* **MATERIAL FOR THIS EXERCISE**
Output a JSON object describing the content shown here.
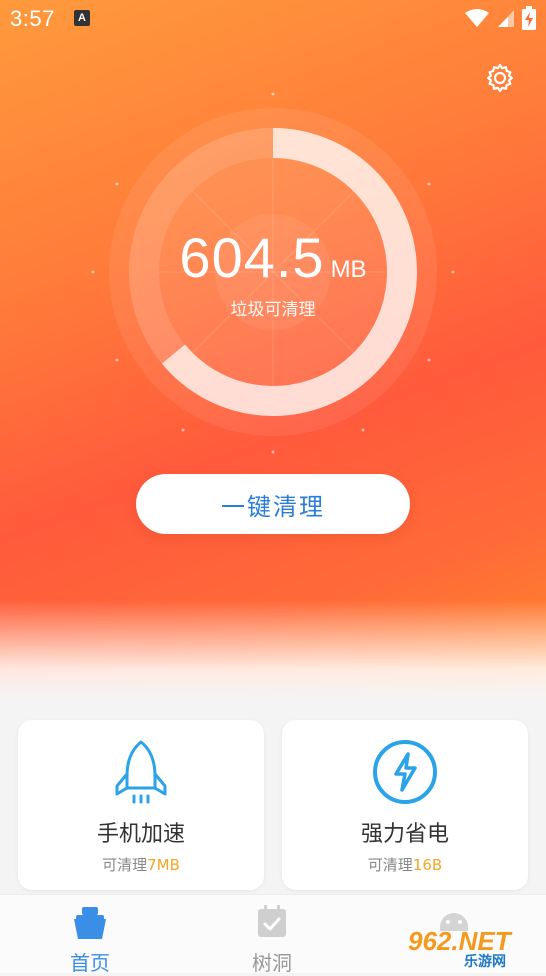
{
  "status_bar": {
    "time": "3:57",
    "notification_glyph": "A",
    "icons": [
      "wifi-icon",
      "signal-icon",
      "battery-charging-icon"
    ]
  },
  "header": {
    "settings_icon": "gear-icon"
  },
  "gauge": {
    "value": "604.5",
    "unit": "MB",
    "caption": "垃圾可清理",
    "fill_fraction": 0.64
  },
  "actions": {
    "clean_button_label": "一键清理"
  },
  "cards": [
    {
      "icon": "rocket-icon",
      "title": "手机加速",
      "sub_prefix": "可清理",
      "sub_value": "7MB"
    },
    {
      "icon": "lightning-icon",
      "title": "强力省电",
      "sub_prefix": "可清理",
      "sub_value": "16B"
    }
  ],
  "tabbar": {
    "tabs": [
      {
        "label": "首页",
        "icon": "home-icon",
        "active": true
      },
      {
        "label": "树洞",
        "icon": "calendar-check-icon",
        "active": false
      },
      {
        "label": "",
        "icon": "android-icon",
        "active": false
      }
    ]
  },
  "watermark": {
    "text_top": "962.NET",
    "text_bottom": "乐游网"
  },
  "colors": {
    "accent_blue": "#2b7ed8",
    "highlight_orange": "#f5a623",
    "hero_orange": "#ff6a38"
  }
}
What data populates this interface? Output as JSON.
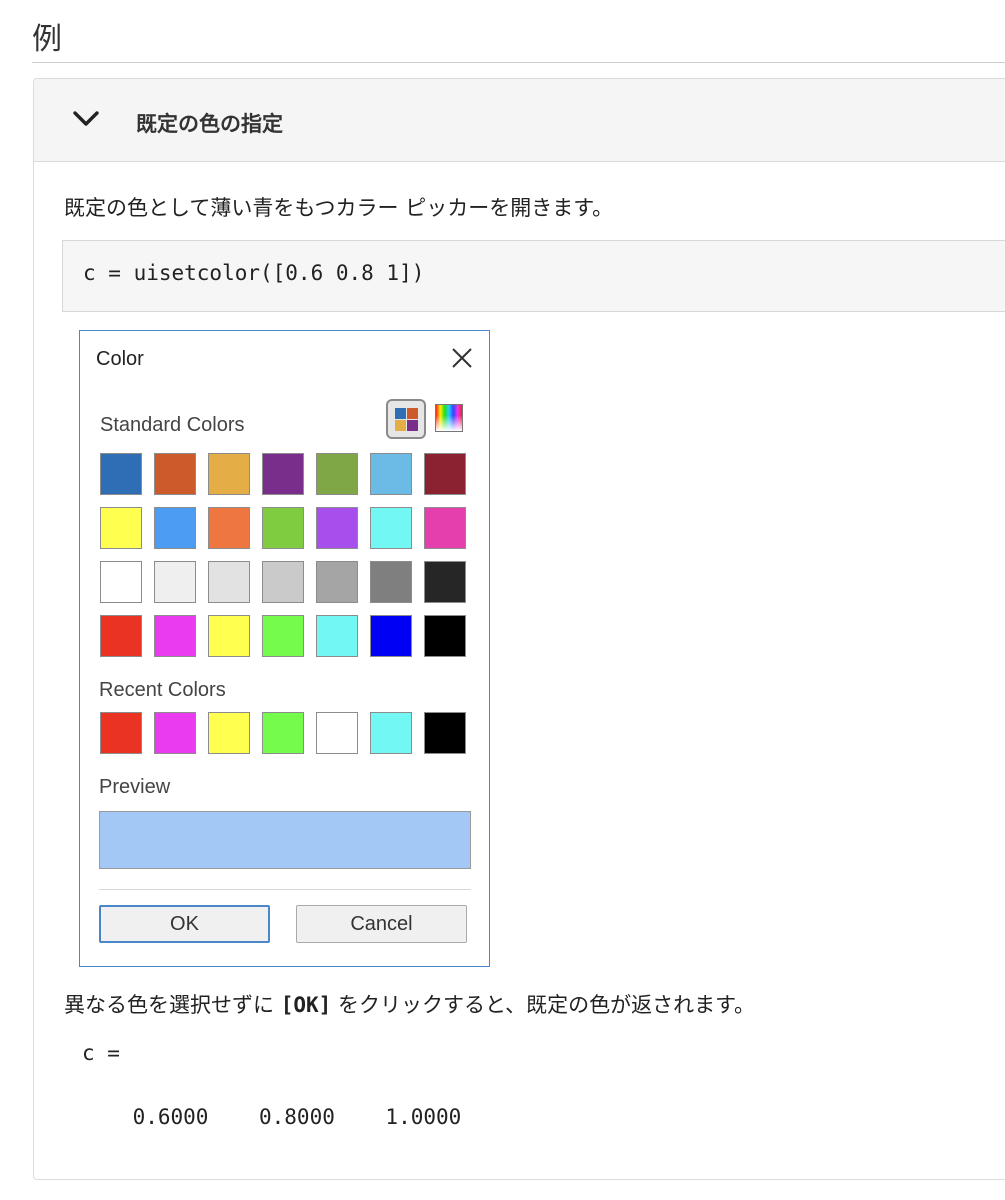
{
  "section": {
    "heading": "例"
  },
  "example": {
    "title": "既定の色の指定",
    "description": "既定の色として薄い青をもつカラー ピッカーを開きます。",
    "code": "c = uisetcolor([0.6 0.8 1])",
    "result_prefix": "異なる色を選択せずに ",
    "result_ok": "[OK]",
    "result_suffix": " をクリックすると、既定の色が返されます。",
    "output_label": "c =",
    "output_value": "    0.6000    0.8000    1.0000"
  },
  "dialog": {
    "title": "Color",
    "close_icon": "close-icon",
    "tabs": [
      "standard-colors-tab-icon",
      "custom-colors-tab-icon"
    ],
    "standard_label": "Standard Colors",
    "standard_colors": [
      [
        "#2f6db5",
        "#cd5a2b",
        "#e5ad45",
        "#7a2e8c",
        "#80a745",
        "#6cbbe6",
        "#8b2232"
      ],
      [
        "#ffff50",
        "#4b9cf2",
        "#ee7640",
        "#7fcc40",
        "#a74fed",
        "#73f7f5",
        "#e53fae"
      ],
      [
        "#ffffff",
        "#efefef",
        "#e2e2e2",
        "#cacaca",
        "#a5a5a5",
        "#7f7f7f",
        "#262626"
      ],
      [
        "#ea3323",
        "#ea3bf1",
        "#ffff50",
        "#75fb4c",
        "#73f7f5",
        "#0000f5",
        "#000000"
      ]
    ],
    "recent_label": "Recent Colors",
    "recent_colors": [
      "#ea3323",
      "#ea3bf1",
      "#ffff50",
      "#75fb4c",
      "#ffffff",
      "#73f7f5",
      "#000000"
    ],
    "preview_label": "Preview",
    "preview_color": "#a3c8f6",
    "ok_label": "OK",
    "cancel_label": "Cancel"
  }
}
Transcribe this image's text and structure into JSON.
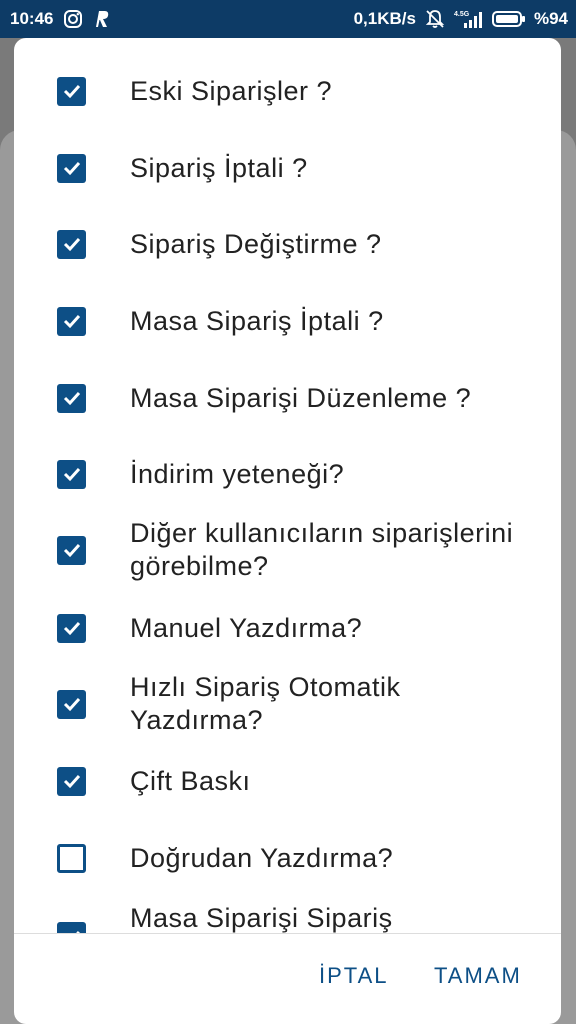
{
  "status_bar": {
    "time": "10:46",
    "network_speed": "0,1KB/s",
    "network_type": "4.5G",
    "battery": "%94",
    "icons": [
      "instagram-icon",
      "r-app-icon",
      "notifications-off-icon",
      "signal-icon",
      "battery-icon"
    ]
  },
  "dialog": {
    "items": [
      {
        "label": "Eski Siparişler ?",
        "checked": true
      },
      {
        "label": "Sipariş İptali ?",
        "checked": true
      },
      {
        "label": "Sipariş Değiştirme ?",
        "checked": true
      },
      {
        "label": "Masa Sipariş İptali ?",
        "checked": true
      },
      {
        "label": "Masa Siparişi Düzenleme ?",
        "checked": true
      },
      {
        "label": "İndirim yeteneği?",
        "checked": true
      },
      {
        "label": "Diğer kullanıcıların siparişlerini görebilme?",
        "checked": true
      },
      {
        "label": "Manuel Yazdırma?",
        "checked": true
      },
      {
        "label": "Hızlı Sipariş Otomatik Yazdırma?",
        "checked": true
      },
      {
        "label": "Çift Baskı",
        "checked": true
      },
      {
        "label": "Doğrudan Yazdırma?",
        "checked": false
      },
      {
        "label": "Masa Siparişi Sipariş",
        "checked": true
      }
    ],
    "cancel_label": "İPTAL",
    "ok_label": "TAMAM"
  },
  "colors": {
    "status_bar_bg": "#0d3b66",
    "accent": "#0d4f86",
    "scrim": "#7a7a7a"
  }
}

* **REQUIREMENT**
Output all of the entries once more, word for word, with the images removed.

* **WRITTEN SOLUTION**
Output a JSON object describing the content shown here.
{
  "status_bar": {
    "time": "3:57",
    "notification_glyph": "A",
    "icons": [
      "wifi-icon",
      "signal-icon",
      "battery-charging-icon"
    ]
  },
  "header": {
    "settings_icon": "gear-icon"
  },
  "gauge": {
    "value": "604.5",
    "unit": "MB",
    "caption": "垃圾可清理",
    "fill_fraction": 0.64
  },
  "actions": {
    "clean_button_label": "一键清理"
  },
  "cards": [
    {
      "icon": "rocket-icon",
      "title": "手机加速",
      "sub_prefix": "可清理",
      "sub_value": "7MB"
    },
    {
      "icon": "lightning-icon",
      "title": "强力省电",
      "sub_prefix": "可清理",
      "sub_value": "16B"
    }
  ],
  "tabbar": {
    "tabs": [
      {
        "label": "首页",
        "icon": "home-icon",
        "active": true
      },
      {
        "label": "树洞",
        "icon": "calendar-check-icon",
        "active": false
      },
      {
        "label": "",
        "icon": "android-icon",
        "active": false
      }
    ]
  },
  "watermark": {
    "text_top": "962.NET",
    "text_bottom": "乐游网"
  },
  "colors": {
    "accent_blue": "#2b7ed8",
    "highlight_orange": "#f5a623",
    "hero_orange": "#ff6a38"
  }
}
What data populates this interface? Output as JSON.
{
  "section": {
    "heading": "例"
  },
  "example": {
    "title": "既定の色の指定",
    "description": "既定の色として薄い青をもつカラー ピッカーを開きます。",
    "code": "c = uisetcolor([0.6 0.8 1])",
    "result_prefix": "異なる色を選択せずに ",
    "result_ok": "[OK]",
    "result_suffix": " をクリックすると、既定の色が返されます。",
    "output_label": "c =",
    "output_value": "    0.6000    0.8000    1.0000"
  },
  "dialog": {
    "title": "Color",
    "close_icon": "close-icon",
    "tabs": [
      "standard-colors-tab-icon",
      "custom-colors-tab-icon"
    ],
    "standard_label": "Standard Colors",
    "standard_colors": [
      [
        "#2f6db5",
        "#cd5a2b",
        "#e5ad45",
        "#7a2e8c",
        "#80a745",
        "#6cbbe6",
        "#8b2232"
      ],
      [
        "#ffff50",
        "#4b9cf2",
        "#ee7640",
        "#7fcc40",
        "#a74fed",
        "#73f7f5",
        "#e53fae"
      ],
      [
        "#ffffff",
        "#efefef",
        "#e2e2e2",
        "#cacaca",
        "#a5a5a5",
        "#7f7f7f",
        "#262626"
      ],
      [
        "#ea3323",
        "#ea3bf1",
        "#ffff50",
        "#75fb4c",
        "#73f7f5",
        "#0000f5",
        "#000000"
      ]
    ],
    "recent_label": "Recent Colors",
    "recent_colors": [
      "#ea3323",
      "#ea3bf1",
      "#ffff50",
      "#75fb4c",
      "#ffffff",
      "#73f7f5",
      "#000000"
    ],
    "preview_label": "Preview",
    "preview_color": "#a3c8f6",
    "ok_label": "OK",
    "cancel_label": "Cancel"
  }
}
Transcribe this image's text and structure into JSON.
{
  "status_bar": {
    "time": "10:46",
    "network_speed": "0,1KB/s",
    "network_type": "4.5G",
    "battery": "%94",
    "icons": [
      "instagram-icon",
      "r-app-icon",
      "notifications-off-icon",
      "signal-icon",
      "battery-icon"
    ]
  },
  "dialog": {
    "items": [
      {
        "label": "Eski Siparişler ?",
        "checked": true
      },
      {
        "label": "Sipariş İptali ?",
        "checked": true
      },
      {
        "label": "Sipariş Değiştirme ?",
        "checked": true
      },
      {
        "label": "Masa Sipariş İptali ?",
        "checked": true
      },
      {
        "label": "Masa Siparişi Düzenleme ?",
        "checked": true
      },
      {
        "label": "İndirim yeteneği?",
        "checked": true
      },
      {
        "label": "Diğer kullanıcıların siparişlerini görebilme?",
        "checked": true
      },
      {
        "label": "Manuel Yazdırma?",
        "checked": true
      },
      {
        "label": "Hızlı Sipariş Otomatik Yazdırma?",
        "checked": true
      },
      {
        "label": "Çift Baskı",
        "checked": true
      },
      {
        "label": "Doğrudan Yazdırma?",
        "checked": false
      },
      {
        "label": "Masa Siparişi Sipariş",
        "checked": true
      }
    ],
    "cancel_label": "İPTAL",
    "ok_label": "TAMAM"
  },
  "colors": {
    "status_bar_bg": "#0d3b66",
    "accent": "#0d4f86",
    "scrim": "#7a7a7a"
  }
}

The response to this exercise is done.